We only had a day together, a day that started far inland and needed to make up for all the years we’ve missed in just a few short hours. Thanks to the magic of an old truck and a tank of gas, we accomplished all that and so much more. Time has been hard on both of us, but this is an eternal friendship: it picks up where it left off, regardless of years or miles, never a beat missed.
Thirty years ago, if we weren’t at the beach, we hung around her house. She had a Commodore 64 computer with a 5.25″ floppy drive – some high-tech add-on gizmo that allowed her to save her games when she shut the thing off. (“It’s a peripheral.” “Whatever.”) I sprawled out with markers and paper, drawing unicorns. We always did our own thing, content to simply be around each other, simultaneously tuned to a wavelength that no one else could receive.

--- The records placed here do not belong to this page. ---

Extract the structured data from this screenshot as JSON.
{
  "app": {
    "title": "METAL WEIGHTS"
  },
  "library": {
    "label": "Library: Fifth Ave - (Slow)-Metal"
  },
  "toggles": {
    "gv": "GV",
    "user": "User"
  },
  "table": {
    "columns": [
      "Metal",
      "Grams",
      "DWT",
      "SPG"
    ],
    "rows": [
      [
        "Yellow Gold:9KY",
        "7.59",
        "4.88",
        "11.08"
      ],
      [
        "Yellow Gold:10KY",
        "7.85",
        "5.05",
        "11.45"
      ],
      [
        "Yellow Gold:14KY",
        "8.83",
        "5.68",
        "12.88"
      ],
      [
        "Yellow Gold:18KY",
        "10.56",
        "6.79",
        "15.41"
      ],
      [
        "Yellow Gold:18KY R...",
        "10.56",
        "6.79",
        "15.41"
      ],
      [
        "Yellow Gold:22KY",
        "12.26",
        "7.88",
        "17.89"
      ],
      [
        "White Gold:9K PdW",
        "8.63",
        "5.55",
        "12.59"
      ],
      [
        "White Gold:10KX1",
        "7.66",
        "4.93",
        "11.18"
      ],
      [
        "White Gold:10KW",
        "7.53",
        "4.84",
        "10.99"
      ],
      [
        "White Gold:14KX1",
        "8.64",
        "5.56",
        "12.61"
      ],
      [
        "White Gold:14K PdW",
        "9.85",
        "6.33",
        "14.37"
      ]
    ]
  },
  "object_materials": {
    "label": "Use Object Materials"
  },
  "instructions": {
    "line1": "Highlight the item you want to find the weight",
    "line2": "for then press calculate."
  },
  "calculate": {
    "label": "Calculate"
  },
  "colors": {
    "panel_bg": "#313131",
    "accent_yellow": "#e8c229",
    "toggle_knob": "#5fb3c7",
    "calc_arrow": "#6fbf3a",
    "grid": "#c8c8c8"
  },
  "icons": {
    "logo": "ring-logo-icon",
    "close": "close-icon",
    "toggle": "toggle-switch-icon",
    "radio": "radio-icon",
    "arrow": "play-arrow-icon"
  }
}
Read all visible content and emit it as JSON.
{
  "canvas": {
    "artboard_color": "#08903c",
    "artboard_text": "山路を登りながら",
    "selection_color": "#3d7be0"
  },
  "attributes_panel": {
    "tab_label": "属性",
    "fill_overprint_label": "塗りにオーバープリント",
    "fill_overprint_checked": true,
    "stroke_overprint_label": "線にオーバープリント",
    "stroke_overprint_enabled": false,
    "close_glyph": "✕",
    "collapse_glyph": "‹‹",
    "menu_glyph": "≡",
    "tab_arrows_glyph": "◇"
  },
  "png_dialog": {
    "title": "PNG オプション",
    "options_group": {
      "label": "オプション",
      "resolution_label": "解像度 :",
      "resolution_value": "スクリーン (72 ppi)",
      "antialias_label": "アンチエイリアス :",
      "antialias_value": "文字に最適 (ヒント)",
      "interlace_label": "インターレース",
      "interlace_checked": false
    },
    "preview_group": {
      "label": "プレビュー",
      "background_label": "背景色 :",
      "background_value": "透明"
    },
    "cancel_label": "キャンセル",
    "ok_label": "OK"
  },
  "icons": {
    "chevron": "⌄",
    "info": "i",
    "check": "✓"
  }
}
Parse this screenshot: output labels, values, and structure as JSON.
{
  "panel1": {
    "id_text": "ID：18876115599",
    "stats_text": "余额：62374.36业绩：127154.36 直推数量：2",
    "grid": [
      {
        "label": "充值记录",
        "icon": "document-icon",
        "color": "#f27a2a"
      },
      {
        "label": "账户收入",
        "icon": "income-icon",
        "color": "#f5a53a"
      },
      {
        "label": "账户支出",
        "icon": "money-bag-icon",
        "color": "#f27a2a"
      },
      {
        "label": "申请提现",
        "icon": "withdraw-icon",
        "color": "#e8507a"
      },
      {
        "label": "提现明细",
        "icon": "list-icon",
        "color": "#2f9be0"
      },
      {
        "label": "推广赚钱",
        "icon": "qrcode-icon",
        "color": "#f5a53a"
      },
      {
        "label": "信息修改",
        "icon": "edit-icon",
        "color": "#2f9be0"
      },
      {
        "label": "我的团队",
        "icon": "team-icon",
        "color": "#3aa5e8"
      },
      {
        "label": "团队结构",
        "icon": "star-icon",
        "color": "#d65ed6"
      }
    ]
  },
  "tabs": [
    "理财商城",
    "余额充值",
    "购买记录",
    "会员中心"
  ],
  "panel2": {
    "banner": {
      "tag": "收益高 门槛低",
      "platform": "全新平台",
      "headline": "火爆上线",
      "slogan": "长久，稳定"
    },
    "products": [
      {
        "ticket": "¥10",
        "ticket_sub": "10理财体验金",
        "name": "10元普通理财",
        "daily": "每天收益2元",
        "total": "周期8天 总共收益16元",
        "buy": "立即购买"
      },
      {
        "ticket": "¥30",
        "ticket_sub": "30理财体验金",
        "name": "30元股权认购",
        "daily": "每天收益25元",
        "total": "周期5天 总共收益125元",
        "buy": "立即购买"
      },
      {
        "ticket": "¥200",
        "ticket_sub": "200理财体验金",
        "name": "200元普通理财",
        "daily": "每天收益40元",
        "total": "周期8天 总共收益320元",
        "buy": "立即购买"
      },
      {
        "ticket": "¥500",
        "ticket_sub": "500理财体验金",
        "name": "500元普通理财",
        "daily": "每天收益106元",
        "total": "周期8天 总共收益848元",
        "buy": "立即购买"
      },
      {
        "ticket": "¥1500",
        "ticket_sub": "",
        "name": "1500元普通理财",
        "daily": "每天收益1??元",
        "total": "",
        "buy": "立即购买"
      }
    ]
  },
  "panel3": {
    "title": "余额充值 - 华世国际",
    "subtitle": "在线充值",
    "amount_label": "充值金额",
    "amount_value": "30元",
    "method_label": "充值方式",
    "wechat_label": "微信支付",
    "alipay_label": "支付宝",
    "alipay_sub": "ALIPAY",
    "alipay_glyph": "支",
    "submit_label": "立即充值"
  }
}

Today, both of our pockets bulged with rocks and shells, and my thoughtlessly-chosen jeans were soaked to the knees. We picked our way up the beach, avoiding the rockiest places and collecting all the pretties we could find. Finally we ended up with her sitting on a rock taking pictures with a smartphone. I sat at the base of said rock with a fancy ink brush and some pro-grade watercolors in hand, painting the little stones that littered the beach. Our tools were more sophisticated; the vibe between us, unchanged. If you had asked me the week before for the ultimate hour with her, I wouldn’t have had a different answer. Oh, I could have wished for a few things: for her to be free to dive into the surf the way I know she longed to do. For me to have all the time and money in the world, so we wouldn’t have had to think twice about how we spent the rest of the brief time she was here. Not to be, I’m afraid, but this was still exactly what we needed. We were together: doing our own thing in the same place again at long last, still tuned the wavelength that lets us finish each other’s sentences and laugh at jokes we haven’t entirely made yet (jokes that no one else would understand, even if we could get them out before dissolving in laughter.) Still bellowing along (in different, incorrect keys) with the utter insanity that is Adam Ant’s lyrics. Still, and always, Best Friends.
Now, I’m in front of my own computer, a form of technology that the years have taught me to appreciate. Nearby there’s a pile of sand-worn rocks and a little sketch in my book. For anyone that sees it in the future, it’s five more rocks and some sand. Base drawing in ink, for Inktober’s sake; nondescript to be sure. It shares a quality with all my sketches in that it harbors a memory: in this case, a few precious hours enjoying the closest brush with sisterhood that I will ever know.